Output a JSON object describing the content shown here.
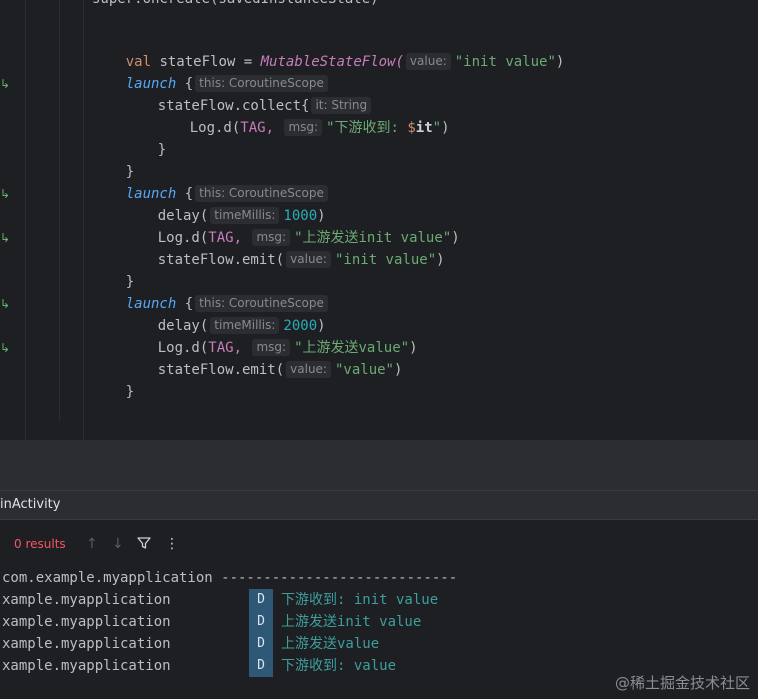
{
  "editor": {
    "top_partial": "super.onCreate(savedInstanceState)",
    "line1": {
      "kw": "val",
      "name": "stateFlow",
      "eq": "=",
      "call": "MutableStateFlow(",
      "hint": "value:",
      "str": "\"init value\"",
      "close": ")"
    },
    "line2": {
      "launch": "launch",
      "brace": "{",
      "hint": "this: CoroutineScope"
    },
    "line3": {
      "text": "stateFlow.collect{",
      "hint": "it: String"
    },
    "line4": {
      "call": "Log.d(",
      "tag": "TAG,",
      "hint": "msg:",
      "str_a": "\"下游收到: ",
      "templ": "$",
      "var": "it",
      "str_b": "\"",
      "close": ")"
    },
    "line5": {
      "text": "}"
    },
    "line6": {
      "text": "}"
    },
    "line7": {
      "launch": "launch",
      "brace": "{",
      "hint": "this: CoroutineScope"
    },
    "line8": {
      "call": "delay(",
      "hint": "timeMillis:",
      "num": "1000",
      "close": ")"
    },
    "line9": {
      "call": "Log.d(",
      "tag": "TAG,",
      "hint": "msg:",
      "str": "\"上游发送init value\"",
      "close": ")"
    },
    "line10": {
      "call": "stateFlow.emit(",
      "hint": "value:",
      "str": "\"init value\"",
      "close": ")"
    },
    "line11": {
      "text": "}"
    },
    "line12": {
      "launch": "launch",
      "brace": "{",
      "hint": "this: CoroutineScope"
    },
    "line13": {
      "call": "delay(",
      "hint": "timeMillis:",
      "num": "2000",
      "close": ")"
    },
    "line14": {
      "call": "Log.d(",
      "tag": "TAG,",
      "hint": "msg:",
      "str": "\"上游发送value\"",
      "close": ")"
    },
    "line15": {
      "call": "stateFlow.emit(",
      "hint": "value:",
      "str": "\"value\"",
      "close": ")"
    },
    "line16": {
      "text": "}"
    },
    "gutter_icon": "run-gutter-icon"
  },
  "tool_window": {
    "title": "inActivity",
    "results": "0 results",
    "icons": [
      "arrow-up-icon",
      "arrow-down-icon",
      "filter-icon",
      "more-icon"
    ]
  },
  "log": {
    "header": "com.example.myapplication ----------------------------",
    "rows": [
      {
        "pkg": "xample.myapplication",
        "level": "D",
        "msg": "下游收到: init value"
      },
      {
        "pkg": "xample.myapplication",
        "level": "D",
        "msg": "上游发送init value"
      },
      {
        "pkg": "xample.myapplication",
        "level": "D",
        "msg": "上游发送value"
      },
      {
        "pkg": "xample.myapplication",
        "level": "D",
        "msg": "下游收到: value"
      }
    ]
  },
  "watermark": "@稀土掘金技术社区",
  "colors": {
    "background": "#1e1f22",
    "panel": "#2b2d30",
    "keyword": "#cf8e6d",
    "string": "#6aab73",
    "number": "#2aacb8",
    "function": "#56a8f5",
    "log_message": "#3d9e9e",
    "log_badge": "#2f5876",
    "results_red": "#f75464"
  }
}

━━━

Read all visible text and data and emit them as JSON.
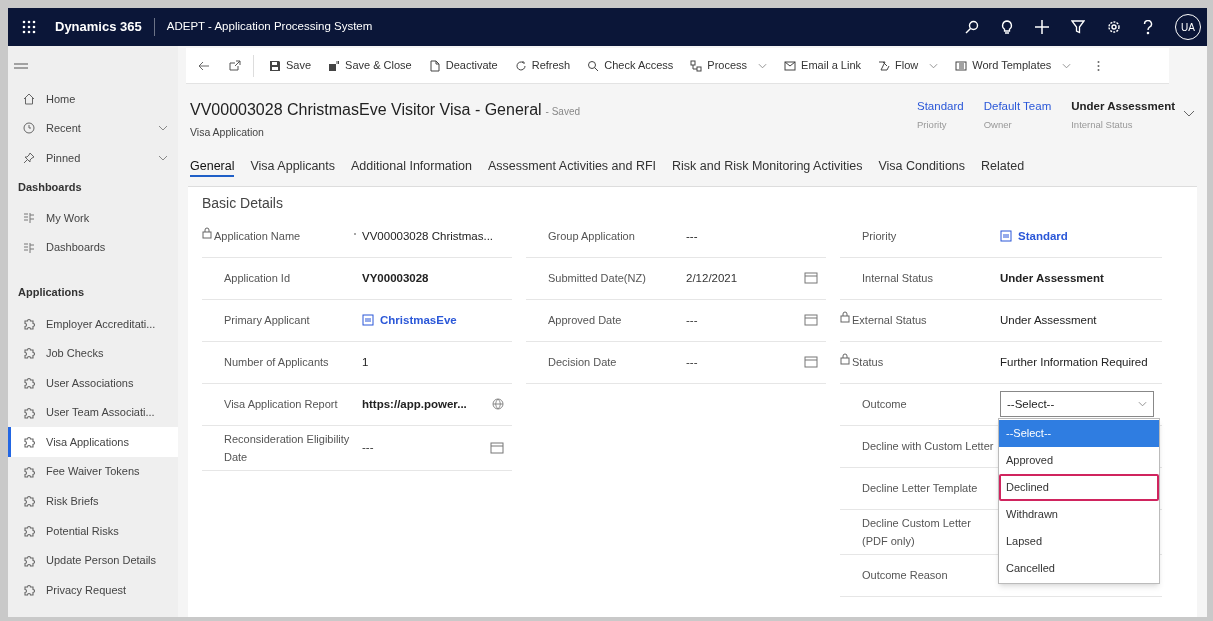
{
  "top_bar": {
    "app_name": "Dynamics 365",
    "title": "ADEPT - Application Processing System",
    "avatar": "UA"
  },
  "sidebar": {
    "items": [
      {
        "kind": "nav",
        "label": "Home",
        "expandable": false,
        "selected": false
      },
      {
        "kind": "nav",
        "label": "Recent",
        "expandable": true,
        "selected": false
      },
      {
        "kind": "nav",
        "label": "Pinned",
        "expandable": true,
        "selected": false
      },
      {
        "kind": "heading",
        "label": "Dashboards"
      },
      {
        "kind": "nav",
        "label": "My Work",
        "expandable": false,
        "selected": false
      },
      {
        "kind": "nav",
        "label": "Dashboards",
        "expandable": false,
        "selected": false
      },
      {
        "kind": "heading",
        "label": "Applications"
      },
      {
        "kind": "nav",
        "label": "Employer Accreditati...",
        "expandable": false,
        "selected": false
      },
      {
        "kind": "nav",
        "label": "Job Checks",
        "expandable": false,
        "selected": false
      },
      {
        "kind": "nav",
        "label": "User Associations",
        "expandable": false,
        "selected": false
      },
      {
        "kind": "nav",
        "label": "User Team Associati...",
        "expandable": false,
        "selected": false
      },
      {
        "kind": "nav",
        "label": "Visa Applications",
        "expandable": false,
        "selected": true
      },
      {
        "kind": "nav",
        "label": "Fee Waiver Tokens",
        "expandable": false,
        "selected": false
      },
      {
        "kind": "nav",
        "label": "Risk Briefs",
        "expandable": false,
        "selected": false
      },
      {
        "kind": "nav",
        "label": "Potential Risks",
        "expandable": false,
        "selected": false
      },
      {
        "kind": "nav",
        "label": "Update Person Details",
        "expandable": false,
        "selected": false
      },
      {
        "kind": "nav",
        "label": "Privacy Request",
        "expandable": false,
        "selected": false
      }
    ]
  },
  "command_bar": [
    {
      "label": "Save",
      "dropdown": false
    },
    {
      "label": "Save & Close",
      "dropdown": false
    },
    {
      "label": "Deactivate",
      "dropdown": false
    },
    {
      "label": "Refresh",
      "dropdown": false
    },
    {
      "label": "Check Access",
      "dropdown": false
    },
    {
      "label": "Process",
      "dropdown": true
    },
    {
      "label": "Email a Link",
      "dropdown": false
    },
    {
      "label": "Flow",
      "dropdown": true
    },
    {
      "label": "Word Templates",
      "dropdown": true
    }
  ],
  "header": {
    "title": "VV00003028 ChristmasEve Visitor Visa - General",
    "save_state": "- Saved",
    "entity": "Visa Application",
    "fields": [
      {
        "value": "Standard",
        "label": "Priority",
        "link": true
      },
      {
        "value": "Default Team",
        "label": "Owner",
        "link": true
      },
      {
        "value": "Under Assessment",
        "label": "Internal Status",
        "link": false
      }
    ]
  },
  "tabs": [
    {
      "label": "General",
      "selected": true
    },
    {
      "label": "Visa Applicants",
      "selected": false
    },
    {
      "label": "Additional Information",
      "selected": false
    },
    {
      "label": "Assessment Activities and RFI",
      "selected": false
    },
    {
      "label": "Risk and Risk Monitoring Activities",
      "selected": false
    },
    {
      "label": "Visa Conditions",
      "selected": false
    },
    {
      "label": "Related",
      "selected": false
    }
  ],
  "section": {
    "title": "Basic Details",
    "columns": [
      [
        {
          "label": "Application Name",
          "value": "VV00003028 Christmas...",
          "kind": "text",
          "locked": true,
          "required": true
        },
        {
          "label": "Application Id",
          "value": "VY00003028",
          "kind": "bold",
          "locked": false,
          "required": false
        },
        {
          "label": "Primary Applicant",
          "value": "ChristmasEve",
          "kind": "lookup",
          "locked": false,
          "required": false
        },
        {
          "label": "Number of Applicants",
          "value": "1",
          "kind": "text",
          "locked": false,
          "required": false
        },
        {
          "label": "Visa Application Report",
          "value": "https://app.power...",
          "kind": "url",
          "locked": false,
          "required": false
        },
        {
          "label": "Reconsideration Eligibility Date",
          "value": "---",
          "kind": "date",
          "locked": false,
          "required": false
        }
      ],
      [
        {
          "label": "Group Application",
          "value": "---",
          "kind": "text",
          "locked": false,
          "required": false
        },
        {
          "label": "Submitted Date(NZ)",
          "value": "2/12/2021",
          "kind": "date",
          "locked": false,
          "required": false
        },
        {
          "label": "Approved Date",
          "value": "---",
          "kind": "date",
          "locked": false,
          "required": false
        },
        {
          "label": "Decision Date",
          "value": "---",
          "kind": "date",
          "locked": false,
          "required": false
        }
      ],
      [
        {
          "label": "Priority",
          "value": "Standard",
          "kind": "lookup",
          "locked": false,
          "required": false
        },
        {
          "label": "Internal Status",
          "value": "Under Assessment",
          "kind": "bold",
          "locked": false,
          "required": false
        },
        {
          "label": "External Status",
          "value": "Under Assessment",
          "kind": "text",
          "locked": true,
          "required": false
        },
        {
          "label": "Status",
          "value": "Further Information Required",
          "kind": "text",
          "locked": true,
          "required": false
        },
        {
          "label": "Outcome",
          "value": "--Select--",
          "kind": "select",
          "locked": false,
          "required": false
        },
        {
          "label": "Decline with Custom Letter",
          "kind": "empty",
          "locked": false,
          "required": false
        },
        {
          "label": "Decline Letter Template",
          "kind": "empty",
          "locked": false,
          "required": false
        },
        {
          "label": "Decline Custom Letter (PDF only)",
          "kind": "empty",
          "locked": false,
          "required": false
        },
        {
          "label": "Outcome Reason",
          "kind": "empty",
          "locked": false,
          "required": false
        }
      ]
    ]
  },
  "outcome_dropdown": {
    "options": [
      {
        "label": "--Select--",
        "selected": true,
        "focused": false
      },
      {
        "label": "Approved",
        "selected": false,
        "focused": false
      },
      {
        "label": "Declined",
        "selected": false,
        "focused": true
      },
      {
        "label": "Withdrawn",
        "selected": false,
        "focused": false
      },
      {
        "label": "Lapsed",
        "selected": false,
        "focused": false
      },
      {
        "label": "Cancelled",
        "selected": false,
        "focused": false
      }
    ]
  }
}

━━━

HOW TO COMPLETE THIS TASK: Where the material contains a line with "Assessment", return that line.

REPLY:
        "value": "Under Assessment",
      "label": "Assessment Activities and RFI",
          "value": "Under Assessment",
          "value": "Under Assessment",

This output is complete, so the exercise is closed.